Not long afterward, on the phone with the Hymans, I thought I’d entertain them with my frisson. “Oh, I made that recording!” Laurence exclaimed. “My mother didn’t like to have her picture taken, and she didn’t like to be recorded, but one day I sat her down at the dining room table with my tape recorder and got her to read those stories.”

I also did my best to establish, on the phone, that this uncached material was in good hands. Not only, I insisted, did I know their mother’s voice as well as any copy editor possibly could, but I hastened to add that the material was in great shape and that I wasn’t expecting to do much besides correct the odd typo, shake out the punctuation—and, of course, hit the shift key and provide the capital letters that Jackson, in what I imagined as bursts of determined creativity, hadn’t provided.
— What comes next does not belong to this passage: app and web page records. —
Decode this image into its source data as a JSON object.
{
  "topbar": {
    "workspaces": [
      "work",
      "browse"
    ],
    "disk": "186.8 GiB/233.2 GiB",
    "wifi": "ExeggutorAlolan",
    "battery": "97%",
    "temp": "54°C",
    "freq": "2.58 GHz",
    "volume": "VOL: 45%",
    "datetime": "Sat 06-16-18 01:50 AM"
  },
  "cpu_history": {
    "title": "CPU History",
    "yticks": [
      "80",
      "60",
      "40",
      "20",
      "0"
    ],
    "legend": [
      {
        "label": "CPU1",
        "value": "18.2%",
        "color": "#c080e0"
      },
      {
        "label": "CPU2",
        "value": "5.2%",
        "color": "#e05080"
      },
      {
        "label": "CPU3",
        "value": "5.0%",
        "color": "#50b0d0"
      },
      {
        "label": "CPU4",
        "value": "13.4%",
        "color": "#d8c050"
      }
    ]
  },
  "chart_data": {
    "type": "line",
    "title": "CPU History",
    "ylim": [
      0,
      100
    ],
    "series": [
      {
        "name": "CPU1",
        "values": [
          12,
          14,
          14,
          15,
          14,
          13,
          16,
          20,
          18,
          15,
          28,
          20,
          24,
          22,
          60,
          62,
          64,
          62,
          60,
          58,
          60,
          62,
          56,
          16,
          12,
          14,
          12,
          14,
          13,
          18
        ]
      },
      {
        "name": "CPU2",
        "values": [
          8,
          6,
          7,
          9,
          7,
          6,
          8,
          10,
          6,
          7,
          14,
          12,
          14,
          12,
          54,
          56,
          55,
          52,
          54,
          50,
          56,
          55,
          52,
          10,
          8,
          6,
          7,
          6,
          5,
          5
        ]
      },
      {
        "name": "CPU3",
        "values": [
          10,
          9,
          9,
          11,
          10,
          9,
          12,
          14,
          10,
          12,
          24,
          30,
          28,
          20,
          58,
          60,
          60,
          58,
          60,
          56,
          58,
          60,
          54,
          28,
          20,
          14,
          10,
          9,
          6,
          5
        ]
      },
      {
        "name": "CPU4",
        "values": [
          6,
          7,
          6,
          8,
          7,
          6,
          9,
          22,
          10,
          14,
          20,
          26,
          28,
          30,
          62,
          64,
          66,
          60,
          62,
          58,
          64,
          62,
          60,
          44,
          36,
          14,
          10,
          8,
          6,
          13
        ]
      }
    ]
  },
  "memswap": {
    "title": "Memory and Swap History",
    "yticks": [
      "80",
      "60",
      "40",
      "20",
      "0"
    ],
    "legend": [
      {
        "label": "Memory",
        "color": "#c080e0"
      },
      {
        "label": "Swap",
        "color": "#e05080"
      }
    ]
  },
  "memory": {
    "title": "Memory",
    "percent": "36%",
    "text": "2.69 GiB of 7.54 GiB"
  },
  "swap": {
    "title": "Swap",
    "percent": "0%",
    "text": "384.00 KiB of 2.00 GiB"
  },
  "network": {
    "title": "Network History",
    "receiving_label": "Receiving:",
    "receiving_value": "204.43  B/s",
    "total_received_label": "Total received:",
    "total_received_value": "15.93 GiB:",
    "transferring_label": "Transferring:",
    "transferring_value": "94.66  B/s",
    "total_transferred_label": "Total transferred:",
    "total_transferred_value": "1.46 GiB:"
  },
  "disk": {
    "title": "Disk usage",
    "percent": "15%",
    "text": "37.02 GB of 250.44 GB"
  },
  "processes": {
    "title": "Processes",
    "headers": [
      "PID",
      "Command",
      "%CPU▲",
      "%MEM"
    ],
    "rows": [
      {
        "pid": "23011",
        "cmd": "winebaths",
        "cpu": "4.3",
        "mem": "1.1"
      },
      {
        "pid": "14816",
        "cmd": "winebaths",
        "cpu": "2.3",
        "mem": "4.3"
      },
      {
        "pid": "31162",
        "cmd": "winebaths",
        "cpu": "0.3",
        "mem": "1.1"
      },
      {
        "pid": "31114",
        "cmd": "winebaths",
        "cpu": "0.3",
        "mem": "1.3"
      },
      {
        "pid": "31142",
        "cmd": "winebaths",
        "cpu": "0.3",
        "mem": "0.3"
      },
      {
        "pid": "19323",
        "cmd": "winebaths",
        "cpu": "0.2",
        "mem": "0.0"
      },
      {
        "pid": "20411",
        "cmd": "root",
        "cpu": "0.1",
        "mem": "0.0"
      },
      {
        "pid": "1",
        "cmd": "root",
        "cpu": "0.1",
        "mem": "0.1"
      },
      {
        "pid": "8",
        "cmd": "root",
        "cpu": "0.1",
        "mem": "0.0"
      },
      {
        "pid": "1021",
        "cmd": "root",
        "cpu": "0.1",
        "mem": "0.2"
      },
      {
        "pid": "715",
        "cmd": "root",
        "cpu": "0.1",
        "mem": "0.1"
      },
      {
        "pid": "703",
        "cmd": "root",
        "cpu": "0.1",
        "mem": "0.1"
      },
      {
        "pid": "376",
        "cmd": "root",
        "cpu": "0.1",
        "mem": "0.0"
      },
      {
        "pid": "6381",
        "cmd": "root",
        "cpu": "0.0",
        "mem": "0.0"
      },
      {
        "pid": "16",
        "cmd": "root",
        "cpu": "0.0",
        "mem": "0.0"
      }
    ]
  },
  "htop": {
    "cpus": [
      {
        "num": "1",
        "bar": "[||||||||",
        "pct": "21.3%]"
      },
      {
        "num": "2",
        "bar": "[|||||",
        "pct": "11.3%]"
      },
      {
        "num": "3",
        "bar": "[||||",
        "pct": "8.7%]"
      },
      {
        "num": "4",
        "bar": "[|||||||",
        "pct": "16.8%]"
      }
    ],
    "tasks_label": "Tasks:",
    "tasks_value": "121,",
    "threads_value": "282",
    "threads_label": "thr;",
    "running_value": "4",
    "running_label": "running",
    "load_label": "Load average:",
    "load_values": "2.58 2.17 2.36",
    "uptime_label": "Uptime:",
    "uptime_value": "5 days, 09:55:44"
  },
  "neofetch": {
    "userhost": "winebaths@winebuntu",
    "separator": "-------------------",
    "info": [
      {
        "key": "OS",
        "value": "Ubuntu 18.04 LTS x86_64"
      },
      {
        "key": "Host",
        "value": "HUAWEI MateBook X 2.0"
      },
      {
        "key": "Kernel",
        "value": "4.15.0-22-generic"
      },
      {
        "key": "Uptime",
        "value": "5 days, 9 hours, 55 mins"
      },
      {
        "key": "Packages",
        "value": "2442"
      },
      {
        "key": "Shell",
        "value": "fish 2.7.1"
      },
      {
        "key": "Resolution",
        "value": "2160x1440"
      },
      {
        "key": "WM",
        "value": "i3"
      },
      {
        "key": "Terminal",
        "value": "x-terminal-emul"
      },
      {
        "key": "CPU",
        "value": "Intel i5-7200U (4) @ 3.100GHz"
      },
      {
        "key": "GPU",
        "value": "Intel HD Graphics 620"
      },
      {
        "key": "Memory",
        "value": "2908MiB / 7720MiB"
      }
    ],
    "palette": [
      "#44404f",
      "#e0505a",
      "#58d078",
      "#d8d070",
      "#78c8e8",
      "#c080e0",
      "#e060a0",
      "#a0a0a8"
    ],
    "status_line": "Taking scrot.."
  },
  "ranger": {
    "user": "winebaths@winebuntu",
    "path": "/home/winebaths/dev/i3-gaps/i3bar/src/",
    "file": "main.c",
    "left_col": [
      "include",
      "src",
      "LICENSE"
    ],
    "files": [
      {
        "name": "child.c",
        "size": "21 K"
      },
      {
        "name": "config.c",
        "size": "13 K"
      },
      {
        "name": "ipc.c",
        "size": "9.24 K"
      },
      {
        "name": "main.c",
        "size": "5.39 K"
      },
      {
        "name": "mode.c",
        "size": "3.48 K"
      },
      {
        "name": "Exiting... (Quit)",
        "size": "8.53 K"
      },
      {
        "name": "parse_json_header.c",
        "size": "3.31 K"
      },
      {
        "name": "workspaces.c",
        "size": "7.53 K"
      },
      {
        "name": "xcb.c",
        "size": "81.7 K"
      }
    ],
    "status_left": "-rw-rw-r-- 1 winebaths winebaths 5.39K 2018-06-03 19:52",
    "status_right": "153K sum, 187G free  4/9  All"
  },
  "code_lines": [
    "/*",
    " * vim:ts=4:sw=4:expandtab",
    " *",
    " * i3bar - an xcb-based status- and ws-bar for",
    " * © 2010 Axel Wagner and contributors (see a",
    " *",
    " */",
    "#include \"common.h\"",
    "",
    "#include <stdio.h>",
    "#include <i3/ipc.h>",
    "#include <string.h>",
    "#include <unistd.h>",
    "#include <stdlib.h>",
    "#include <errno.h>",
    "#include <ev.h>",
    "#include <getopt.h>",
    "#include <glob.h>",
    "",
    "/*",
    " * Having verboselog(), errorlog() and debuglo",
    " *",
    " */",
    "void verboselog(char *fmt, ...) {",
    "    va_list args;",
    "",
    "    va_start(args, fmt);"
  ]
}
And if there were any little infelicities of prose or other problems, I said with studied vagueness, I’d query them carefully and respectfully and leave it to her heirs to decide what might or might not warrant repair. (Or did you think this process was going to occur via a Ouija board?)


I’m not much for telling tales out of school, so had I encountered any majorly irksome gaffes as I made my way through the manuscript, I’d likely be keeping them discreetly to myself anyway rather than spilling them here, but the God’s honest truth is that even at close scrutiny—very close: I like to copyedit more or less in Cinerama, with a document set in 14-point type and, furthermore, at 150 percent, so that I can barely see beyond the margins unless I turn my head—Jackson’s prose remained resolutely fine. I confess that I was oddly pleased to learn that my paragon was, in manuscript, not entirely infallible: Jackson goes to the well of “suddenly” and “and then” a bit too frequently (with the Hymans’ approval, there are now quite a few fewer of those in the finished book), and she occasionally puts more pressure on the worthy semicolon than a semicolon can bear. (I may well, though I will not confirm it, on occasion have yelled at my screen “A period, for pete’s sake, a period!”) But mostly, sentence after sentence, I was happily awed.

So happily awed that I quickly—and easily, I should stress—established a rule of self-restraint: Anything I felt the need to do that couldn’t be easily accomplished with a mild rejiggering of punctuation or the addition or deletion of no more than two words at a time would be weighed carefully before I even dared suggest it. As it turned out, I found maybe a half-dozen knotted-up sentences that were easily untangled—just as, I’m certain, Jackson herself would have untangled them on a subsequent run-through. At one point I spent a good fifteen minutes willing a sentence to move from the beginning of a paragraph to the end before I decided it was fine where its author had placed it. Once and only once did I venture to suggest that a couple of words more interesting than “that” or “the” needed to be added to fill out a resolutely unsatisfactory sentence, and the Hymans accepted my suggestion. It’s a heady thing for me that I actually contributed two whole substantive words to a Shirley Jackson story, but the truth is that if I did my job properly, if I did that brain burrowing that my colleague said was the real art of copyediting, they’re not my words at all; they’re Jackson’s. I just had to listen for them.

As I was working, quite a few fellow Jackson aficionados of my acquaintance (it’s a bit of a cult, actually) offered nudging variations on “Well, if there’s anything you’re doing that she’s not happy with, I’m sure she’ll let you know,” but so far, months later, there have still been no alarmingly blown-open windows or inexplicably smashed crockery, so I’d like to think that Shirley—because, yes, at some point in this process she went from being Jackson, or “Shirleyjackson,” as I think I always used to call her, to being Shirley—is content.

Benjamin Dreyer is the executive managing editor and copy chief of the Random House division of Penguin Random House. He is as well the author in progress of English: Some Notes on Clarity, Correctness, and Style. He lives in Manhattan and tweets as @BCDreyer.

Add a comment

Skip to the top of the page, search this site, or read the article again